Keywords: antimicrobial resistance, resistant strains, human antibiotic use, veterinary antibiotic use, travel

Citation: Vandenbroucke-Grauls CMJE (2014) Antimicrobial resistance in The Netherlands: a natural experiment? Front. Public Health 2:5. doi: 10.3389/fpubh.2014.00005

Received: 27 November 2013; Accepted: 12 January 2014;
Published online: 24 January 2014.

Edited by:

Evangelos Giamarellos-Bourboulis, University of Athens Medical School, Greece

Reviewed by:

Garyfallia Poulakou, University of Athens Medical School and Attikon Hospital, Greece
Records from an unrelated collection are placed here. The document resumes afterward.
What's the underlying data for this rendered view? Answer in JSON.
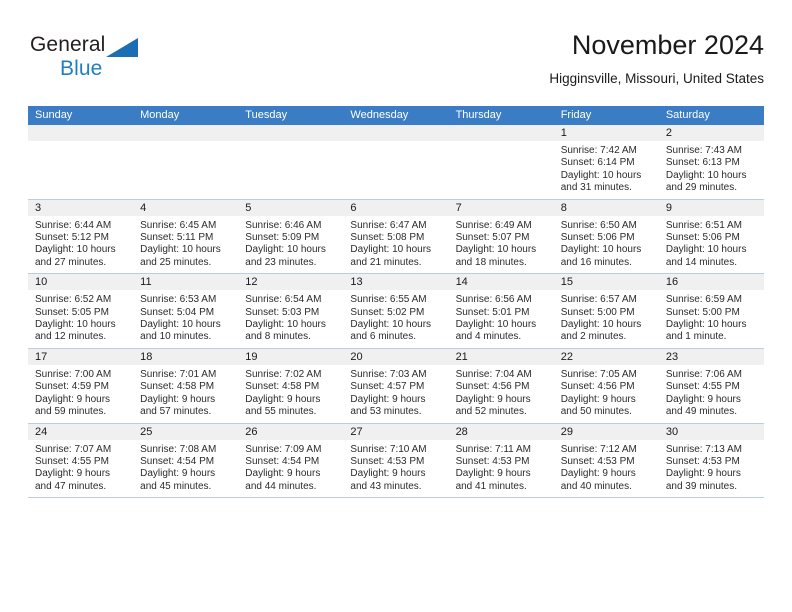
{
  "brand": {
    "name_part1": "General",
    "name_part2": "Blue",
    "accent_color": "#1b6eb3"
  },
  "header": {
    "title": "November 2024",
    "location": "Higginsville, Missouri, United States"
  },
  "calendar": {
    "header_bg_color": "#3b7dc4",
    "daynum_bg_color": "#f0f0f0",
    "grid_line_color": "#b9cde4",
    "weekdays": [
      "Sunday",
      "Monday",
      "Tuesday",
      "Wednesday",
      "Thursday",
      "Friday",
      "Saturday"
    ],
    "weeks": [
      [
        {
          "day": "",
          "sunrise": "",
          "sunset": "",
          "daylight": "",
          "daylight2": ""
        },
        {
          "day": "",
          "sunrise": "",
          "sunset": "",
          "daylight": "",
          "daylight2": ""
        },
        {
          "day": "",
          "sunrise": "",
          "sunset": "",
          "daylight": "",
          "daylight2": ""
        },
        {
          "day": "",
          "sunrise": "",
          "sunset": "",
          "daylight": "",
          "daylight2": ""
        },
        {
          "day": "",
          "sunrise": "",
          "sunset": "",
          "daylight": "",
          "daylight2": ""
        },
        {
          "day": "1",
          "sunrise": "Sunrise: 7:42 AM",
          "sunset": "Sunset: 6:14 PM",
          "daylight": "Daylight: 10 hours",
          "daylight2": "and 31 minutes."
        },
        {
          "day": "2",
          "sunrise": "Sunrise: 7:43 AM",
          "sunset": "Sunset: 6:13 PM",
          "daylight": "Daylight: 10 hours",
          "daylight2": "and 29 minutes."
        }
      ],
      [
        {
          "day": "3",
          "sunrise": "Sunrise: 6:44 AM",
          "sunset": "Sunset: 5:12 PM",
          "daylight": "Daylight: 10 hours",
          "daylight2": "and 27 minutes."
        },
        {
          "day": "4",
          "sunrise": "Sunrise: 6:45 AM",
          "sunset": "Sunset: 5:11 PM",
          "daylight": "Daylight: 10 hours",
          "daylight2": "and 25 minutes."
        },
        {
          "day": "5",
          "sunrise": "Sunrise: 6:46 AM",
          "sunset": "Sunset: 5:09 PM",
          "daylight": "Daylight: 10 hours",
          "daylight2": "and 23 minutes."
        },
        {
          "day": "6",
          "sunrise": "Sunrise: 6:47 AM",
          "sunset": "Sunset: 5:08 PM",
          "daylight": "Daylight: 10 hours",
          "daylight2": "and 21 minutes."
        },
        {
          "day": "7",
          "sunrise": "Sunrise: 6:49 AM",
          "sunset": "Sunset: 5:07 PM",
          "daylight": "Daylight: 10 hours",
          "daylight2": "and 18 minutes."
        },
        {
          "day": "8",
          "sunrise": "Sunrise: 6:50 AM",
          "sunset": "Sunset: 5:06 PM",
          "daylight": "Daylight: 10 hours",
          "daylight2": "and 16 minutes."
        },
        {
          "day": "9",
          "sunrise": "Sunrise: 6:51 AM",
          "sunset": "Sunset: 5:06 PM",
          "daylight": "Daylight: 10 hours",
          "daylight2": "and 14 minutes."
        }
      ],
      [
        {
          "day": "10",
          "sunrise": "Sunrise: 6:52 AM",
          "sunset": "Sunset: 5:05 PM",
          "daylight": "Daylight: 10 hours",
          "daylight2": "and 12 minutes."
        },
        {
          "day": "11",
          "sunrise": "Sunrise: 6:53 AM",
          "sunset": "Sunset: 5:04 PM",
          "daylight": "Daylight: 10 hours",
          "daylight2": "and 10 minutes."
        },
        {
          "day": "12",
          "sunrise": "Sunrise: 6:54 AM",
          "sunset": "Sunset: 5:03 PM",
          "daylight": "Daylight: 10 hours",
          "daylight2": "and 8 minutes."
        },
        {
          "day": "13",
          "sunrise": "Sunrise: 6:55 AM",
          "sunset": "Sunset: 5:02 PM",
          "daylight": "Daylight: 10 hours",
          "daylight2": "and 6 minutes."
        },
        {
          "day": "14",
          "sunrise": "Sunrise: 6:56 AM",
          "sunset": "Sunset: 5:01 PM",
          "daylight": "Daylight: 10 hours",
          "daylight2": "and 4 minutes."
        },
        {
          "day": "15",
          "sunrise": "Sunrise: 6:57 AM",
          "sunset": "Sunset: 5:00 PM",
          "daylight": "Daylight: 10 hours",
          "daylight2": "and 2 minutes."
        },
        {
          "day": "16",
          "sunrise": "Sunrise: 6:59 AM",
          "sunset": "Sunset: 5:00 PM",
          "daylight": "Daylight: 10 hours",
          "daylight2": "and 1 minute."
        }
      ],
      [
        {
          "day": "17",
          "sunrise": "Sunrise: 7:00 AM",
          "sunset": "Sunset: 4:59 PM",
          "daylight": "Daylight: 9 hours",
          "daylight2": "and 59 minutes."
        },
        {
          "day": "18",
          "sunrise": "Sunrise: 7:01 AM",
          "sunset": "Sunset: 4:58 PM",
          "daylight": "Daylight: 9 hours",
          "daylight2": "and 57 minutes."
        },
        {
          "day": "19",
          "sunrise": "Sunrise: 7:02 AM",
          "sunset": "Sunset: 4:58 PM",
          "daylight": "Daylight: 9 hours",
          "daylight2": "and 55 minutes."
        },
        {
          "day": "20",
          "sunrise": "Sunrise: 7:03 AM",
          "sunset": "Sunset: 4:57 PM",
          "daylight": "Daylight: 9 hours",
          "daylight2": "and 53 minutes."
        },
        {
          "day": "21",
          "sunrise": "Sunrise: 7:04 AM",
          "sunset": "Sunset: 4:56 PM",
          "daylight": "Daylight: 9 hours",
          "daylight2": "and 52 minutes."
        },
        {
          "day": "22",
          "sunrise": "Sunrise: 7:05 AM",
          "sunset": "Sunset: 4:56 PM",
          "daylight": "Daylight: 9 hours",
          "daylight2": "and 50 minutes."
        },
        {
          "day": "23",
          "sunrise": "Sunrise: 7:06 AM",
          "sunset": "Sunset: 4:55 PM",
          "daylight": "Daylight: 9 hours",
          "daylight2": "and 49 minutes."
        }
      ],
      [
        {
          "day": "24",
          "sunrise": "Sunrise: 7:07 AM",
          "sunset": "Sunset: 4:55 PM",
          "daylight": "Daylight: 9 hours",
          "daylight2": "and 47 minutes."
        },
        {
          "day": "25",
          "sunrise": "Sunrise: 7:08 AM",
          "sunset": "Sunset: 4:54 PM",
          "daylight": "Daylight: 9 hours",
          "daylight2": "and 45 minutes."
        },
        {
          "day": "26",
          "sunrise": "Sunrise: 7:09 AM",
          "sunset": "Sunset: 4:54 PM",
          "daylight": "Daylight: 9 hours",
          "daylight2": "and 44 minutes."
        },
        {
          "day": "27",
          "sunrise": "Sunrise: 7:10 AM",
          "sunset": "Sunset: 4:53 PM",
          "daylight": "Daylight: 9 hours",
          "daylight2": "and 43 minutes."
        },
        {
          "day": "28",
          "sunrise": "Sunrise: 7:11 AM",
          "sunset": "Sunset: 4:53 PM",
          "daylight": "Daylight: 9 hours",
          "daylight2": "and 41 minutes."
        },
        {
          "day": "29",
          "sunrise": "Sunrise: 7:12 AM",
          "sunset": "Sunset: 4:53 PM",
          "daylight": "Daylight: 9 hours",
          "daylight2": "and 40 minutes."
        },
        {
          "day": "30",
          "sunrise": "Sunrise: 7:13 AM",
          "sunset": "Sunset: 4:53 PM",
          "daylight": "Daylight: 9 hours",
          "daylight2": "and 39 minutes."
        }
      ]
    ]
  }
}
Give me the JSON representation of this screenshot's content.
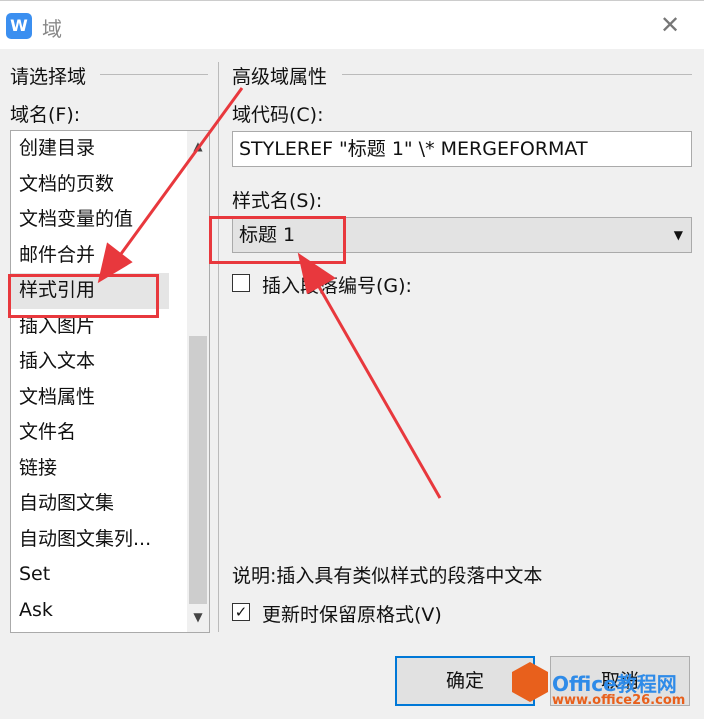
{
  "window": {
    "title": "域",
    "logo": "W",
    "close": "✕"
  },
  "left": {
    "group": "请选择域",
    "field_label": "域名(F):",
    "items": [
      "创建目录",
      "文档的页数",
      "文档变量的值",
      "邮件合并",
      "样式引用",
      "插入图片",
      "插入文本",
      "文档属性",
      "文件名",
      "链接",
      "自动图文集",
      "自动图文集列...",
      "Set",
      "Ask"
    ],
    "selected": "样式引用"
  },
  "right": {
    "group": "高级域属性",
    "code_label": "域代码(C):",
    "code_value": "STYLEREF \"标题 1\" \\* MERGEFORMAT",
    "style_label": "样式名(S):",
    "style_value": "标题 1",
    "insert_para_label": "插入段落编号(G):",
    "insert_para_checked": false,
    "description": "说明:插入具有类似样式的段落中文本",
    "keep_format_label": "更新时保留原格式(V)",
    "keep_format_checked": true
  },
  "buttons": {
    "ok": "确定",
    "cancel": "取消"
  },
  "watermark": {
    "brand": "Office教程网",
    "url": "www.office26.com"
  },
  "colors": {
    "accent": "#0078d7",
    "annotation": "#e8383d"
  }
}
Copyright: © 2014 Vandenbroucke-Grauls. This is an open-access article distributed under the terms of the Creative Commons Attribution License (CC BY). The use, distribution or reproduction in other forums is permitted, provided the original author(s) or licensor are credited and that the original publication in this journal is cited, in accordance with accepted academic practice. No use, distribution or reproduction is permitted which does not comply with these terms.